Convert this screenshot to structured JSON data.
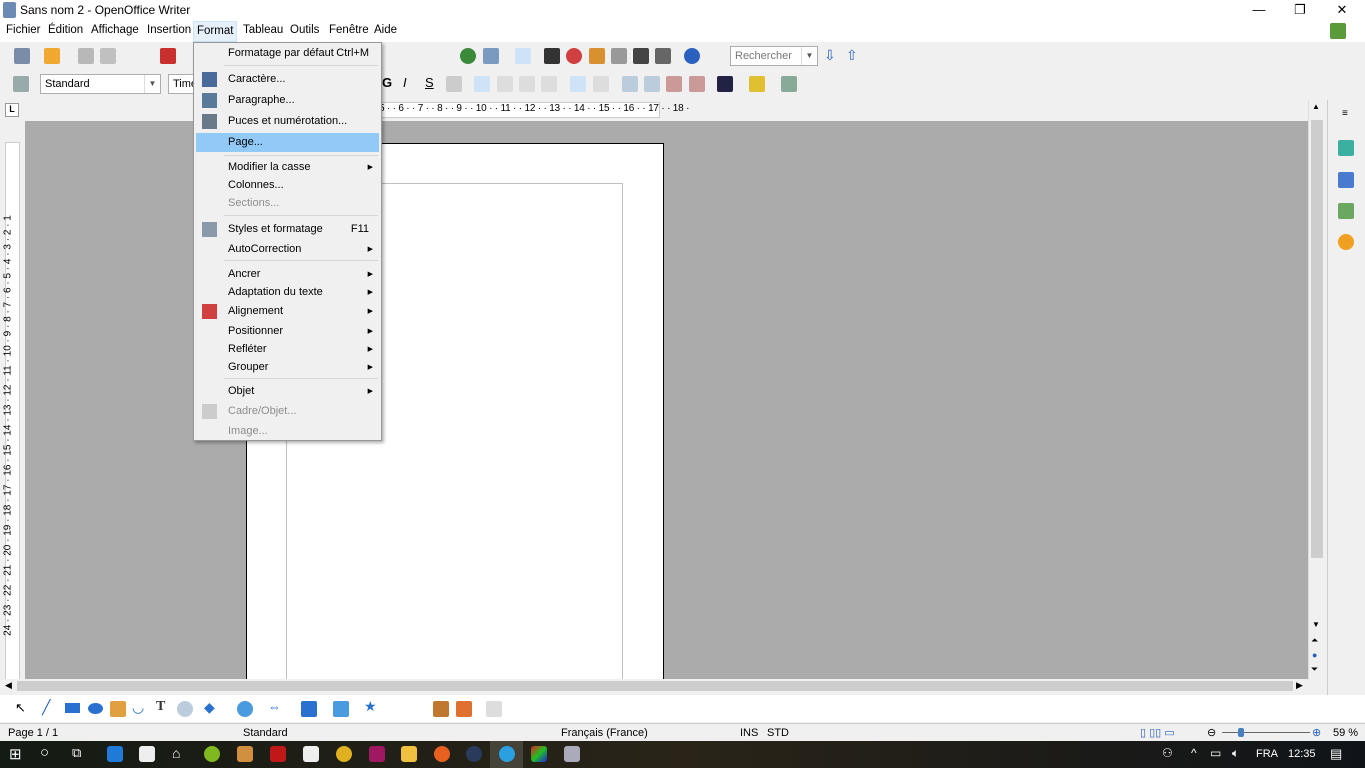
{
  "window": {
    "title": "Sans nom 2 - OpenOffice Writer",
    "controls": [
      "minimize",
      "maximize",
      "close"
    ]
  },
  "menubar": [
    "Fichier",
    "Édition",
    "Affichage",
    "Insertion",
    "Format",
    "Tableau",
    "Outils",
    "Fenêtre",
    "Aide"
  ],
  "toolbar": {
    "style_value": "Standard",
    "font_value": "Time",
    "search_placeholder": "Rechercher"
  },
  "ruler": {
    "marks": "5 · · 6 · · 7 · · 8 · · 9 · · 10 · · 11 · · 12 · · 13 · · 14 · · 15 · · 16 · · 17 · · 18 ·",
    "vmarks": "1 · 2 · 3 · 4 · 5 · 6 · 7 · 8 · 9 · 10 · 11 · 12 · 13 · 14 · 15 · 16 · 17 · 18 · 19 · 20 · 21 · 22 · 23 · 24"
  },
  "format_menu": {
    "items": [
      {
        "label": "Formatage par défaut",
        "shortcut": "Ctrl+M"
      },
      {
        "label": "Caractère..."
      },
      {
        "label": "Paragraphe..."
      },
      {
        "label": "Puces et numérotation..."
      },
      {
        "label": "Page...",
        "highlighted": true
      },
      {
        "label": "Modifier la casse",
        "submenu": true
      },
      {
        "label": "Colonnes..."
      },
      {
        "label": "Sections...",
        "disabled": true
      },
      {
        "label": "Styles et formatage",
        "shortcut": "F11"
      },
      {
        "label": "AutoCorrection",
        "submenu": true
      },
      {
        "label": "Ancrer",
        "submenu": true
      },
      {
        "label": "Adaptation du texte",
        "submenu": true
      },
      {
        "label": "Alignement",
        "submenu": true
      },
      {
        "label": "Positionner",
        "submenu": true
      },
      {
        "label": "Refléter",
        "submenu": true
      },
      {
        "label": "Grouper",
        "submenu": true
      },
      {
        "label": "Objet",
        "submenu": true
      },
      {
        "label": "Cadre/Objet...",
        "disabled": true
      },
      {
        "label": "Image...",
        "disabled": true
      }
    ]
  },
  "status": {
    "page": "Page 1 / 1",
    "style": "Standard",
    "language": "Français (France)",
    "ins": "INS",
    "std": "STD",
    "zoom": "59 %",
    "zoom_level": 59
  },
  "taskbar": {
    "lang": "FRA",
    "time": "12:35"
  },
  "colors": {
    "highlight": "#91c9f7",
    "doc_bg": "#ababab"
  }
}
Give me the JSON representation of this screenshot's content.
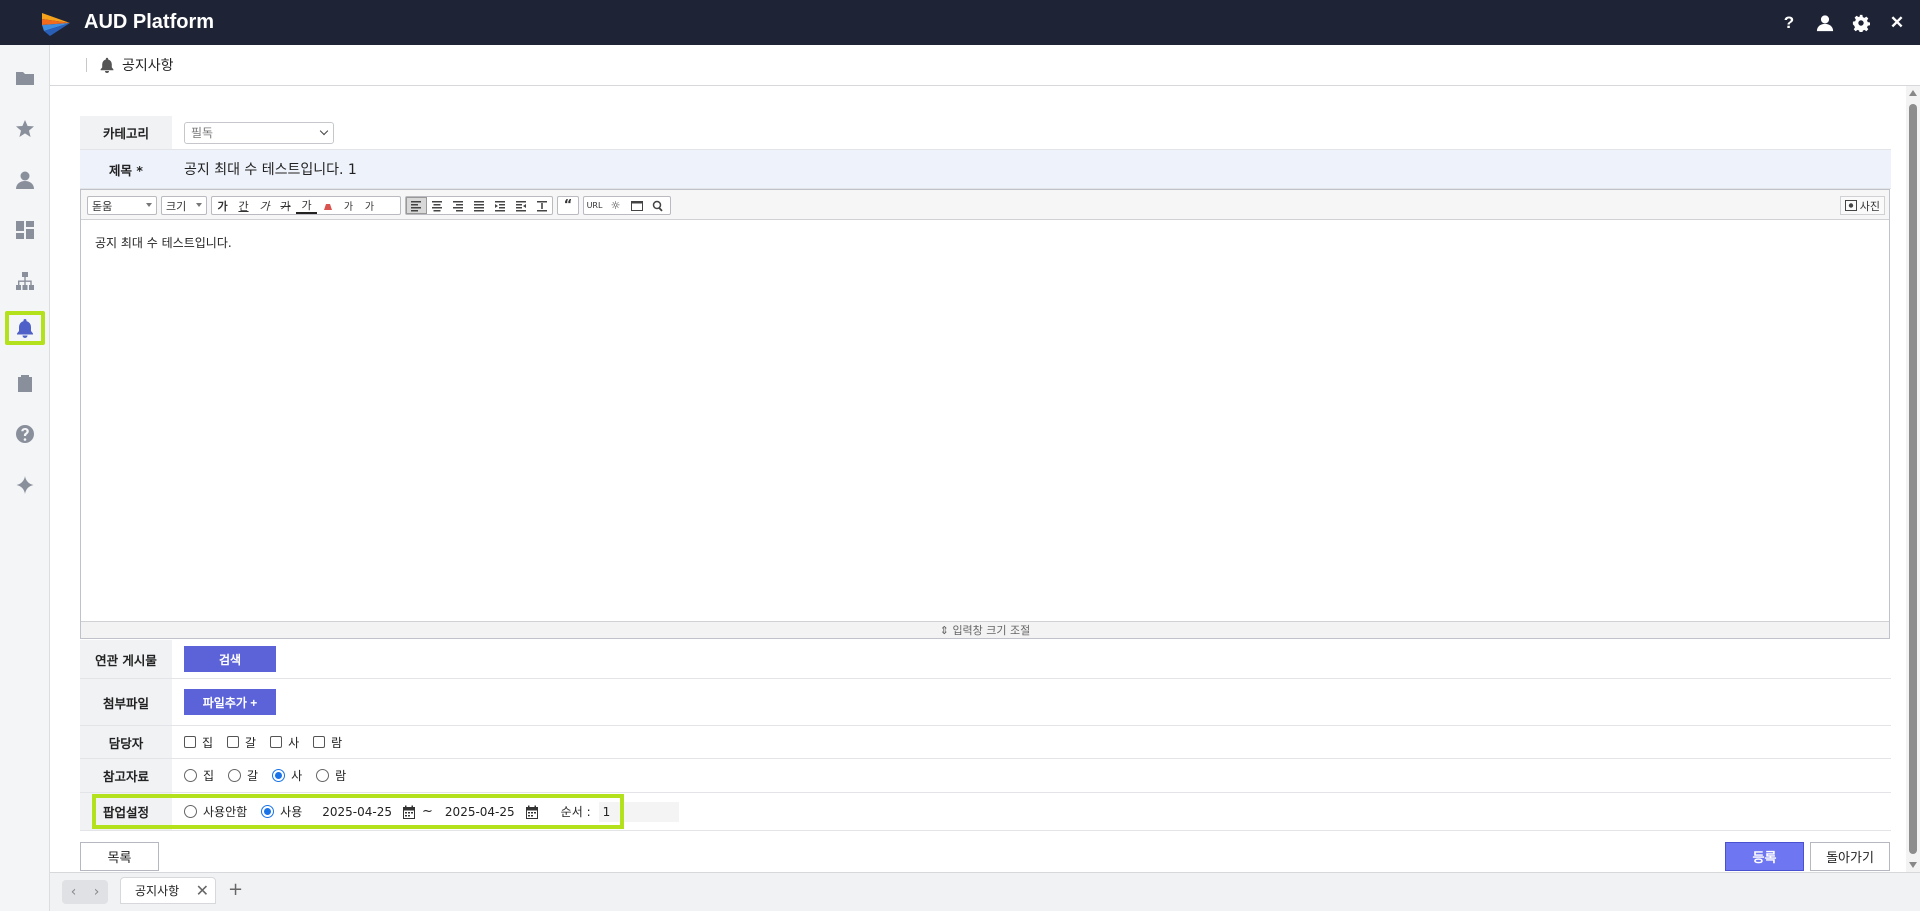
{
  "app": {
    "title": "AUD Platform"
  },
  "topbar": {
    "icons": [
      "help-icon",
      "user-icon",
      "settings-icon",
      "close-icon"
    ],
    "help_label": "?",
    "close_label": "✕"
  },
  "sidebar": {
    "items": [
      "folder-icon",
      "star-icon",
      "person-icon",
      "dashboard-icon",
      "org-chart-icon",
      "bell-icon",
      "clipboard-icon",
      "question-icon",
      "sparkle-icon"
    ],
    "active": "bell-icon"
  },
  "header": {
    "title": "공지사항"
  },
  "form": {
    "category": {
      "label": "카테고리",
      "value": "필독"
    },
    "subject": {
      "label": "제목 *",
      "value": "공지 최대 수 테스트입니다. 1"
    }
  },
  "editor": {
    "font": "돋움",
    "size": "크기",
    "bold": "가",
    "underline": "간",
    "italic": "가",
    "strike": "가",
    "fontcolor": "가",
    "superscript": "가",
    "subscript": "가",
    "url": "URL",
    "photo_label": "사진",
    "body": "공지 최대 수 테스트입니다.",
    "resize_label": "입력창 크기 조절"
  },
  "related": {
    "label": "연관 게시물",
    "button": "검색"
  },
  "attach": {
    "label": "첨부파일",
    "button": "파일추가 +"
  },
  "assignee": {
    "label": "담당자",
    "options": [
      "집",
      "갈",
      "사",
      "람"
    ]
  },
  "reference": {
    "label": "참고자료",
    "options": [
      "집",
      "갈",
      "사",
      "람"
    ],
    "selected": "사"
  },
  "popup": {
    "label": "팝업설정",
    "opt_off": "사용안함",
    "opt_on": "사용",
    "selected": "사용",
    "start_date": "2025-04-25",
    "tilde": "~",
    "end_date": "2025-04-25",
    "order_label": "순서 :",
    "order_value": "1"
  },
  "footer": {
    "list_button": "목록",
    "submit_button": "등록",
    "back_button": "돌아가기"
  },
  "tabs": [
    {
      "label": "공지사항"
    }
  ],
  "tabbar": {
    "prev": "‹",
    "next": "›",
    "close_symbol": "✕",
    "add_symbol": "+"
  }
}
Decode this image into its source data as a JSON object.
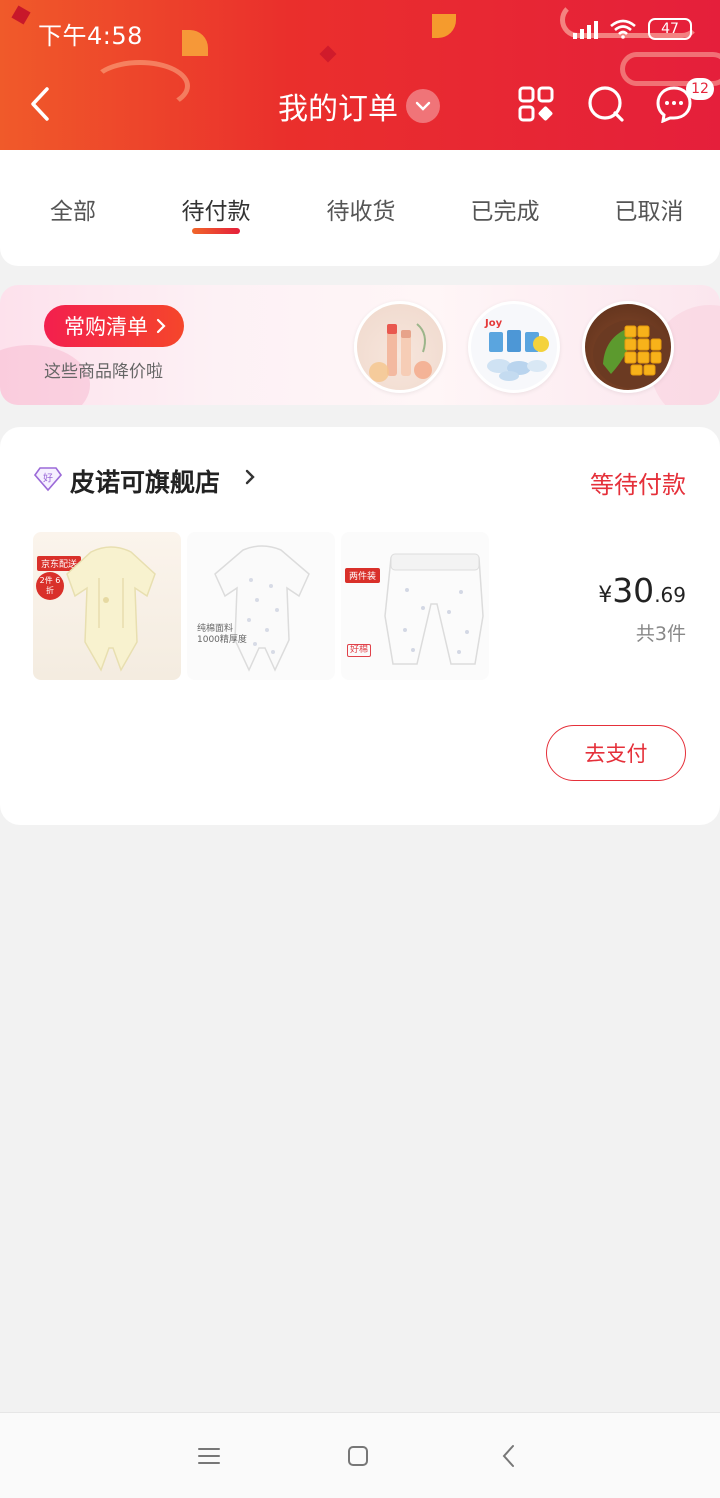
{
  "status_bar": {
    "time": "下午4:58",
    "battery": "47"
  },
  "header": {
    "title": "我的订单",
    "message_badge": "12"
  },
  "tabs": [
    {
      "label": "全部",
      "active": false
    },
    {
      "label": "待付款",
      "active": true
    },
    {
      "label": "待收货",
      "active": false
    },
    {
      "label": "已完成",
      "active": false
    },
    {
      "label": "已取消",
      "active": false
    }
  ],
  "banner": {
    "button_label": "常购清单",
    "subtitle": "这些商品降价啦",
    "thumbnails": [
      "lipstick-product",
      "candy-product",
      "mango-product"
    ]
  },
  "order": {
    "shop_badge": "好",
    "shop_name": "皮诺可旗舰店",
    "status": "等待付款",
    "price_symbol": "¥",
    "price_integer": "30",
    "price_decimal": ".69",
    "item_count": "共3件",
    "pay_button": "去支付",
    "products": [
      {
        "tags": [
          "京东配送",
          "2件 6折"
        ],
        "icon": "baby-romper-yellow"
      },
      {
        "caption": "纯棉面料 1000精厚度",
        "icon": "baby-romper-white"
      },
      {
        "tags": [
          "两件装"
        ],
        "caption": "好棉",
        "icon": "baby-pants-white"
      }
    ]
  },
  "colors": {
    "brand_red": "#e5253b",
    "accent_orange": "#f05a2a",
    "status_red": "#e5303a"
  }
}
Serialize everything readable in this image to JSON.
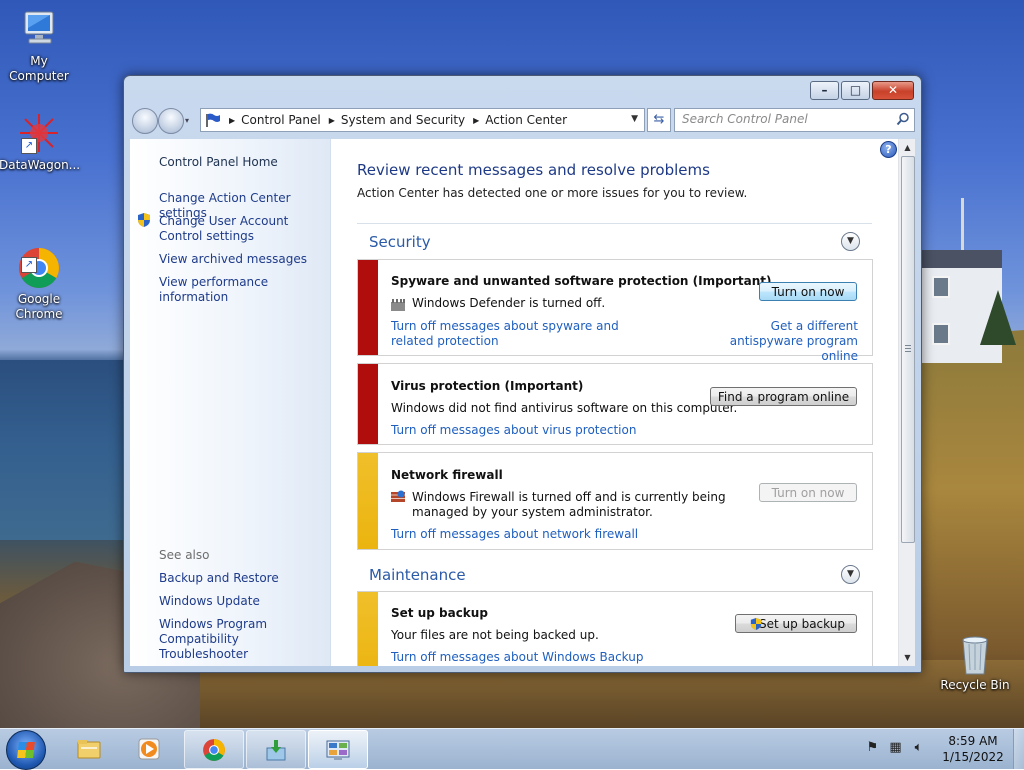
{
  "desktop": {
    "icons": [
      {
        "label": "My Computer"
      },
      {
        "label": "DataWagon..."
      },
      {
        "label": "Google\nChrome"
      },
      {
        "label": "Recycle Bin"
      }
    ]
  },
  "window": {
    "buttons": {
      "minimize": "–",
      "maximize": "□",
      "close": "✕"
    },
    "address": {
      "crumbs": [
        "Control Panel",
        "System and Security",
        "Action Center"
      ]
    },
    "search": {
      "placeholder": "Search Control Panel"
    },
    "left_pane": {
      "home": "Control Panel Home",
      "links": [
        "Change Action Center settings",
        "Change User Account Control settings",
        "View archived messages",
        "View performance information"
      ],
      "see_also_title": "See also",
      "see_also": [
        "Backup and Restore",
        "Windows Update",
        "Windows Program Compatibility Troubleshooter"
      ]
    },
    "content": {
      "help": "?",
      "title": "Review recent messages and resolve problems",
      "subtitle": "Action Center has detected one or more issues for you to review.",
      "sections": {
        "security": {
          "title": "Security",
          "items": [
            {
              "title": "Spyware and unwanted software protection  (Important)",
              "desc": "Windows Defender is turned off.",
              "link1": "Turn off messages about spyware and related protection",
              "link2": "Get a different antispyware program online",
              "button": "Turn on now",
              "color": "#b00d0d"
            },
            {
              "title": "Virus protection  (Important)",
              "desc": "Windows did not find antivirus software on this computer.",
              "link1": "Turn off messages about virus protection",
              "button": "Find a program online",
              "color": "#b00d0d"
            },
            {
              "title": "Network firewall",
              "desc": "Windows Firewall is turned off and is currently being managed by your system administrator.",
              "link1": "Turn off messages about network firewall",
              "button": "Turn on now",
              "color": "#ebb40f"
            }
          ]
        },
        "maintenance": {
          "title": "Maintenance",
          "items": [
            {
              "title": "Set up backup",
              "desc": "Your files are not being backed up.",
              "link1": "Turn off messages about Windows Backup",
              "button": "Set up backup",
              "color": "#ebb40f"
            }
          ]
        }
      }
    }
  },
  "taskbar": {
    "time": "8:59 AM",
    "date": "1/15/2022",
    "items": [
      "start",
      "explorer",
      "media-player",
      "chrome",
      "installer",
      "action-center"
    ]
  }
}
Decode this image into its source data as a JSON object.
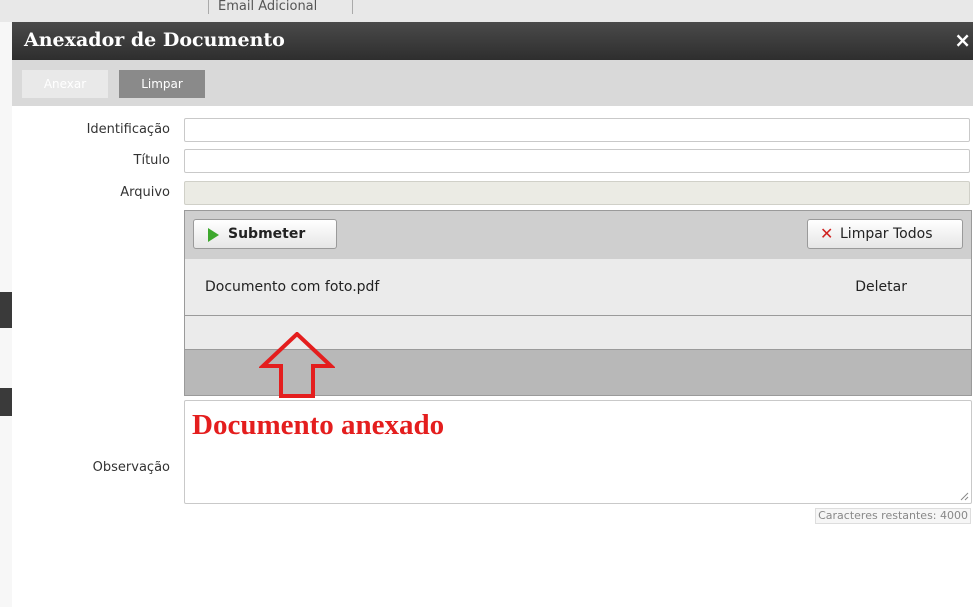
{
  "background": {
    "top_text": "Email Adicional"
  },
  "dialog": {
    "title": "Anexador de Documento",
    "close_glyph": "×"
  },
  "toolbar": {
    "anexar_label": "Anexar",
    "limpar_label": "Limpar"
  },
  "form": {
    "identificacao_label": "Identificação",
    "identificacao_value": "",
    "titulo_label": "Título",
    "titulo_value": "",
    "arquivo_label": "Arquivo",
    "observacao_label": "Observação"
  },
  "uploader": {
    "submit_label": "Submeter",
    "clear_all_label": "Limpar Todos",
    "files": [
      {
        "name": "Documento com foto.pdf",
        "action": "Deletar"
      }
    ]
  },
  "annotation": {
    "text": "Documento anexado",
    "color": "#e41e1e"
  },
  "counter": {
    "text": "Caracteres restantes: 4000"
  }
}
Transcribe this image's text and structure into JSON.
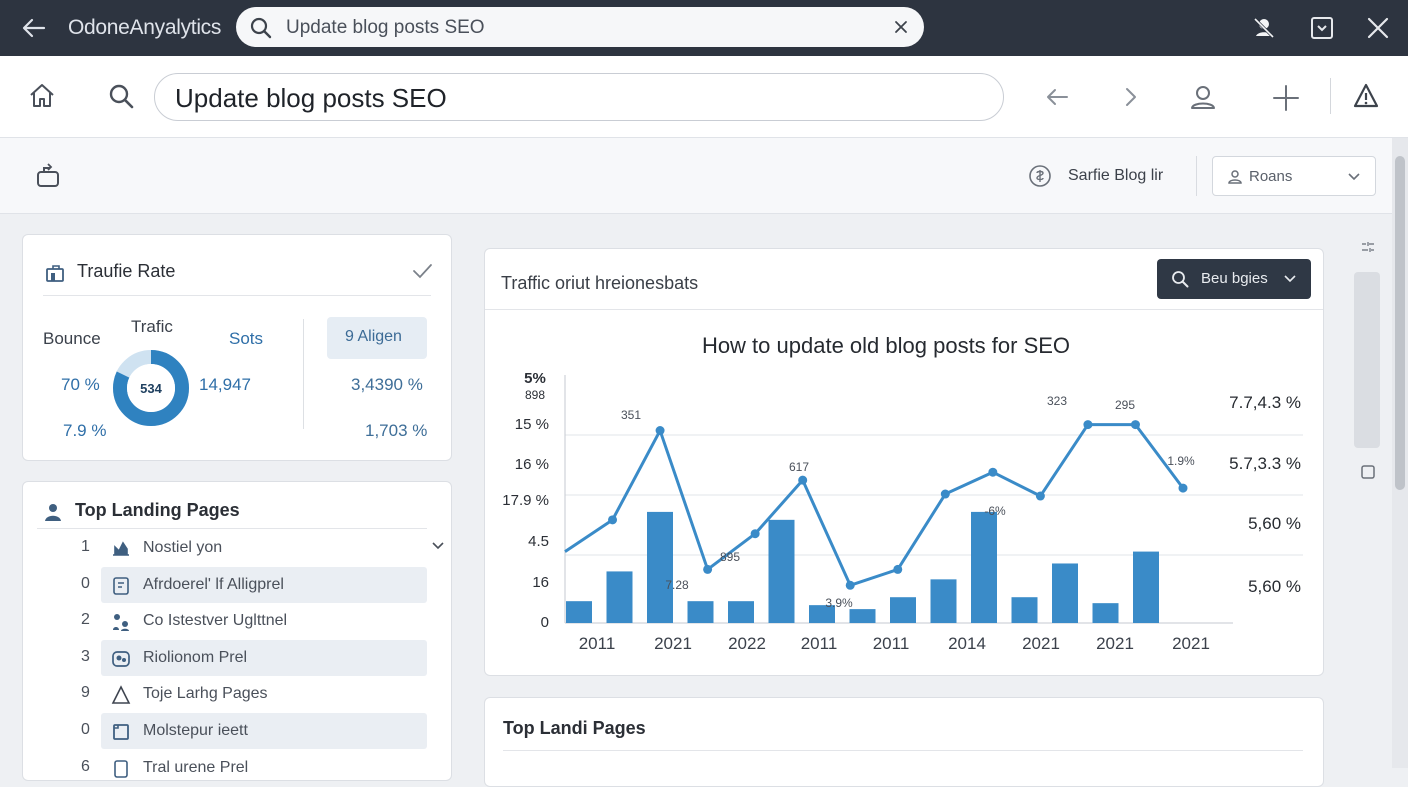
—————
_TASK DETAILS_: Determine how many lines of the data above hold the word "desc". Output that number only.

_YOUR SOLUTION_: 4